Re: problem Boost libraries
On 1/25/07 1:33 AM, in article
"email@example.com" <firstname.lastname@example.org> wrote:
A few months ago, in comp.lang.c++.moderated, Wil Evers pointed out
some problems in a few Boost libraries (below). Since we are
considering using all of the libraries mentioned (and also
Boost.Threads and Boost.uBlas), I wonder if these problems have been
I'll be specific (all targeted at the official boost-1.33.1 release) :
- Major problems interfacing with the native API on one our targets
Alpha); unmaintainable Boost source, so we couldn't implement any
- Uses inherently thread-unsafe function-local statics
At least one C++ compiler, gcc, has a switch for compiling thread-safe local
statics, so workarounds do exist. C++ itself is not "thread-aware" so any
solution would have to depend on the compiler.
- A header race; doesn't tolerate including <boost/shared_ptr.hpp>
Why would the fact that one header needs to be included before another be a
"race" condition? Do you expect to be able to include headers in any order?
Or do you believe that the compiler may include a set of header files in any
order it chooses? (it may not).
- Yet another header race involving headers in both boost/archive and
boost/serialization; details on request
I think it is reasonable to expect that a serialization library would have
very specific dependencies (probably more than most libraries) owing to the
nature of its operation. But dependencies by themselves are not some kind of
defect. After all, how would one go about implementing a serialization
library completely free of dependencies?
4) test (please don't get me started)
- Way too intimate with its developer's apparently native platform
for any reasonable degree of portability (takes over main(), maps OS
signals to C++ exceptions, continues to run after failing assert()s,
I did not find the "test" library at all Windows-centric. On the contrary, I
compiled and ran it on OS X. The test library makes extensive use of UNIX
facilities - such as signals, timers and so forth as part of its testing
apparatus. (For example, the library uses a signal timer to detect a hung
program). None of these techniques would be reasonable to include in a
shipping application - but test is not designed to be shipped in a program -
so I would not fault these techniques because they are effective.
The purpose of the "test" library is to run the program's unit tests in a
controlled, and closely-monitored environment. Therefore test does a lot of
unorthodox things (as noted) to create this environment. But these changes
are strictly part of the testing environment - they do not affect the

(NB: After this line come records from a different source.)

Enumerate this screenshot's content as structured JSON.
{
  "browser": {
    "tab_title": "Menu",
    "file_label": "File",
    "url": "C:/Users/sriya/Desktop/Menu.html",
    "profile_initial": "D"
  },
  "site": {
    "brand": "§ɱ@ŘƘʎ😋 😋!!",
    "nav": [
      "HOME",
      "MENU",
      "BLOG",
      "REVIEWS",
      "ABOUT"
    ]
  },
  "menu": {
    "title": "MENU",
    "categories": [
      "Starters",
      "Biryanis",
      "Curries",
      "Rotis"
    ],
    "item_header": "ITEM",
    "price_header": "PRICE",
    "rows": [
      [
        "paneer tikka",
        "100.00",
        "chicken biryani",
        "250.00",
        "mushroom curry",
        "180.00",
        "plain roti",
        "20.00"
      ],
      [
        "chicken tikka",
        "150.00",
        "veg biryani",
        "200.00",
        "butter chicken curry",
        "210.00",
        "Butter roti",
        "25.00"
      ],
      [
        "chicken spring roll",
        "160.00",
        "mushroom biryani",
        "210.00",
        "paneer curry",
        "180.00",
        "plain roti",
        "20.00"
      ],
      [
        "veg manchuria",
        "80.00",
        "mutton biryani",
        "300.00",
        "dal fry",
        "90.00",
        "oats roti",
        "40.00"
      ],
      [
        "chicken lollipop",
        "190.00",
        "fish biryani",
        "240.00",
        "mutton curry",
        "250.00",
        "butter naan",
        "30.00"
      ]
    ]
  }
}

program itself once it is outside of this special testing environment.
One way to measure the state of a program under development is to subject
the program to a series of tests and see how many tests pass and how many
fail. For that reason it makes sense to continue testing a program, after a
test failure - since the subsequent tests are likely to be independent.
Nonetheless, test does offer a mechanism to indicate that a test is
dependent on another test, so if that test should fail, the dependent test
will be skipped.
[ See http://www.gotw.ca/resources/clcm.htm for info about ]
[ comp.lang.c++.moderated. First time posters: Do this! ]